(Excerpts from an interface dataset)
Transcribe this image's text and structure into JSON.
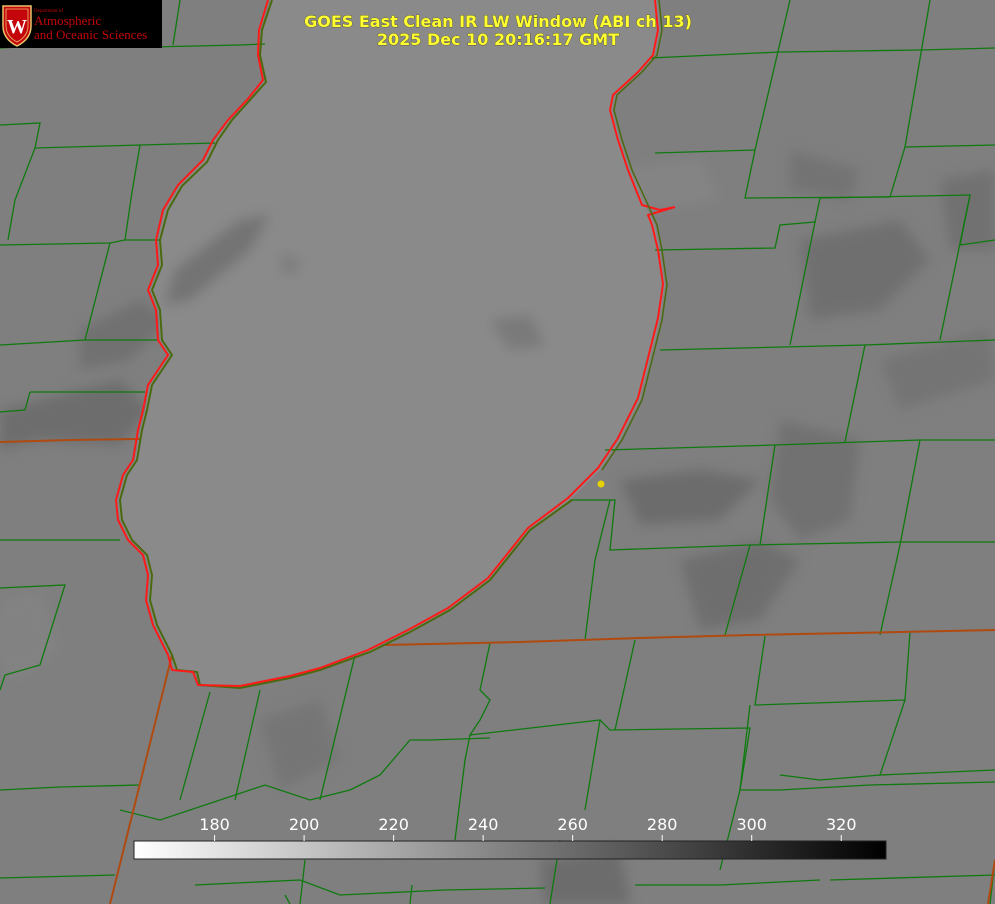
{
  "title": {
    "line1": "GOES East Clean IR LW Window (ABI ch 13)",
    "line2": "2025 Dec 10 20:16:17 GMT"
  },
  "logo": {
    "department": "Department of",
    "line1": "Atmospheric",
    "line2": "and Oceanic Sciences",
    "crest_letter": "W"
  },
  "colorbar": {
    "ticks": [
      180,
      200,
      220,
      240,
      260,
      280,
      300,
      320
    ],
    "range": [
      162,
      330
    ],
    "colormap": "white-to-black (cold bright, warm dark)"
  },
  "colors": {
    "background_gray": "#808080",
    "lake_gray": "#8a8a8a",
    "county_lines": "#0f7a0f",
    "state_lines": "#b04a10",
    "coastline": "#ff1a1a",
    "marker": "#e6d200",
    "title_text": "#ffff33"
  }
}
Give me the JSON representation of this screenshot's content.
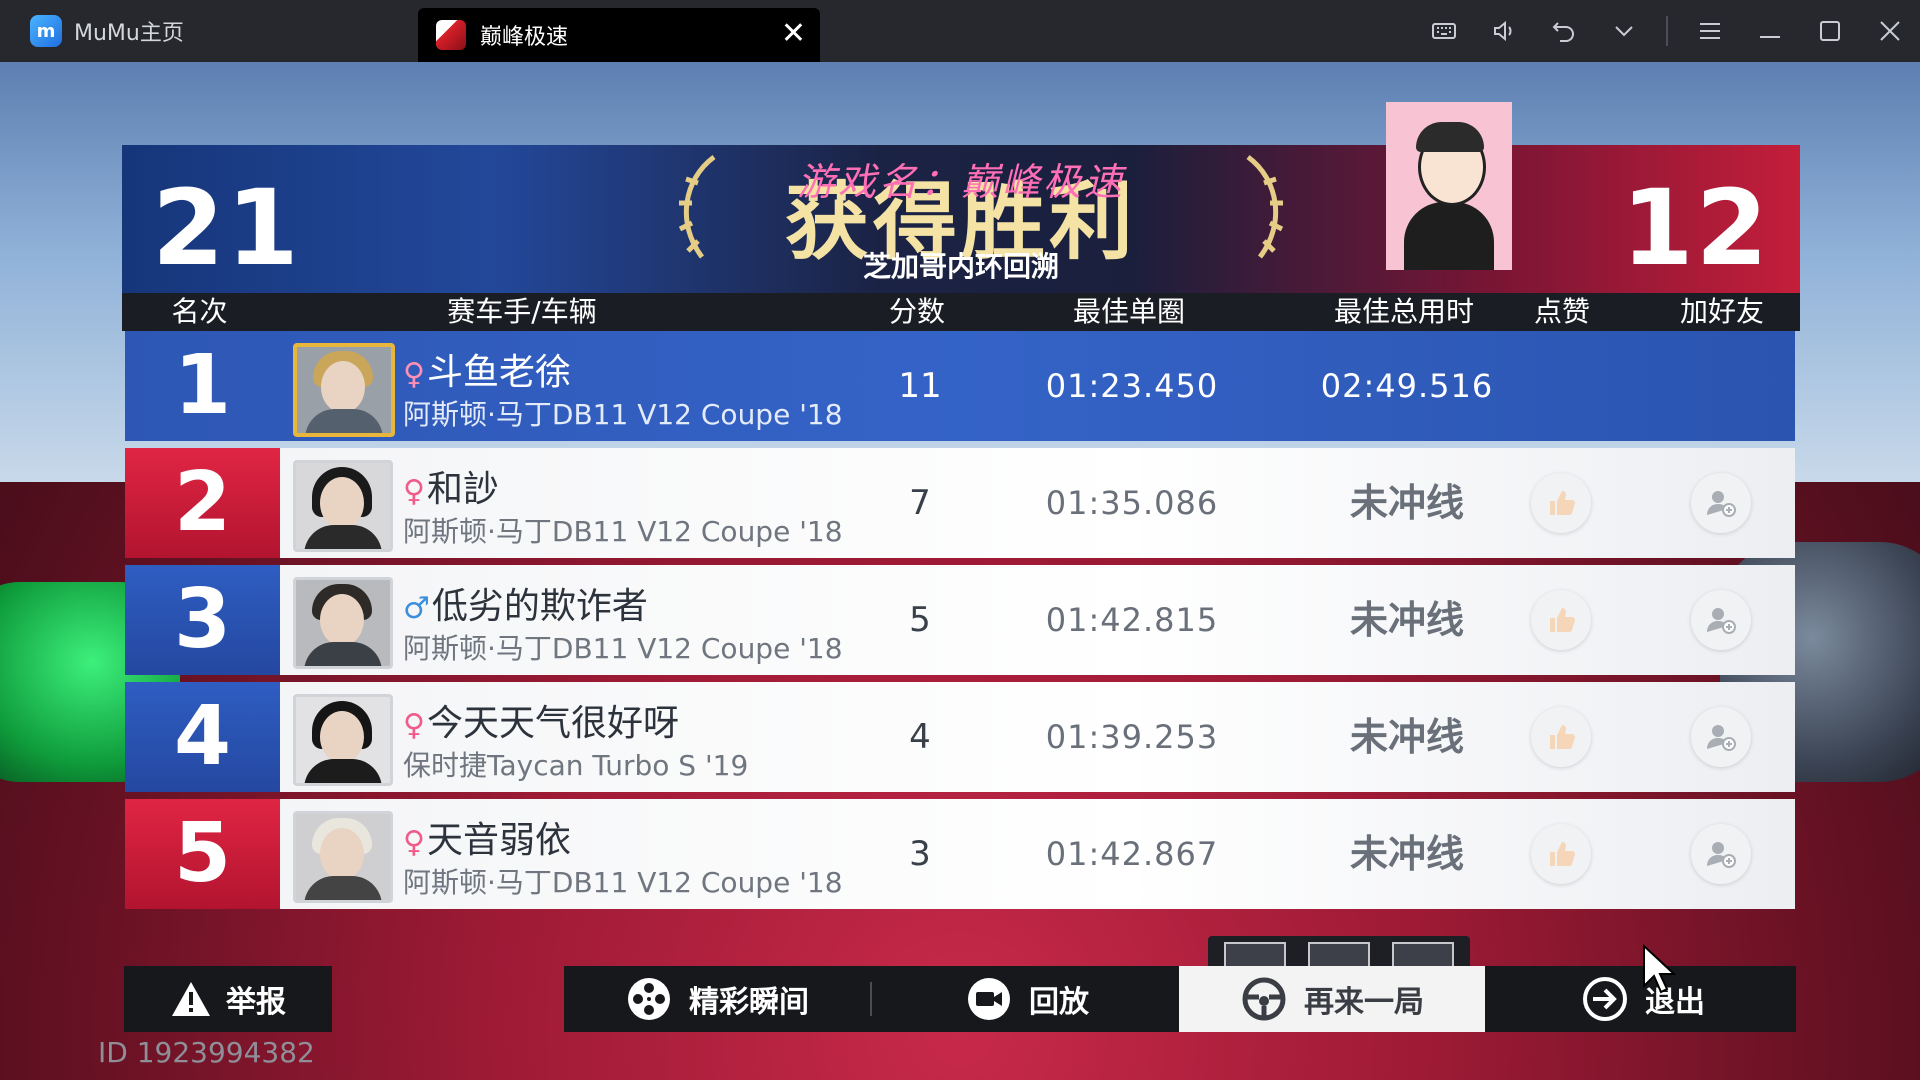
{
  "titlebar": {
    "home_tab_label": "MuMu主页",
    "game_tab_label": "巅峰极速",
    "close_glyph": "✕",
    "controls": [
      "keyboard-icon",
      "volume-icon",
      "undo-icon",
      "chevron-down-icon",
      "menu-icon",
      "minimize-icon",
      "maximize-icon",
      "close-icon"
    ]
  },
  "banner": {
    "score_left": "21",
    "score_right": "12",
    "title": "获得胜利",
    "overlay_caption": "游戏名：巅峰极速",
    "track": "芝加哥内环回溯"
  },
  "table": {
    "headers": {
      "rank": "名次",
      "driver": "赛车手/车辆",
      "score": "分数",
      "best_lap": "最佳单圈",
      "best_total": "最佳总用时",
      "like": "点赞",
      "add_friend": "加好友"
    },
    "rows": [
      {
        "rank": "1",
        "gender": "♀",
        "name": "斗鱼老徐",
        "car": "阿斯顿·马丁DB11 V12 Coupe '18",
        "score": "11",
        "best_lap": "01:23.450",
        "best_total": "02:49.516"
      },
      {
        "rank": "2",
        "gender": "♀",
        "name": "和訬",
        "car": "阿斯顿·马丁DB11 V12 Coupe '18",
        "score": "7",
        "best_lap": "01:35.086",
        "best_total": "未冲线"
      },
      {
        "rank": "3",
        "gender": "♂",
        "name": "低劣的欺诈者",
        "car": "阿斯顿·马丁DB11 V12 Coupe '18",
        "score": "5",
        "best_lap": "01:42.815",
        "best_total": "未冲线"
      },
      {
        "rank": "4",
        "gender": "♀",
        "name": "今天天气很好呀",
        "car": "保时捷Taycan Turbo S  '19",
        "score": "4",
        "best_lap": "01:39.253",
        "best_total": "未冲线"
      },
      {
        "rank": "5",
        "gender": "♀",
        "name": "天音弱依",
        "car": "阿斯顿·马丁DB11 V12 Coupe '18",
        "score": "3",
        "best_lap": "01:42.867",
        "best_total": "未冲线"
      }
    ]
  },
  "bottom": {
    "report": "举报",
    "highlights": "精彩瞬间",
    "replay": "回放",
    "play_again": "再来一局",
    "exit": "退出",
    "id_text": "ID 1923994382"
  },
  "colors": {
    "blue_accent": "#2f5dc2",
    "red_accent": "#e02544",
    "gold_title": "#f4e3a4",
    "overlay_pink": "#ff6fb5"
  }
}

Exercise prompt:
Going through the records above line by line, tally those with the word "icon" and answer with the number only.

Answer section:
8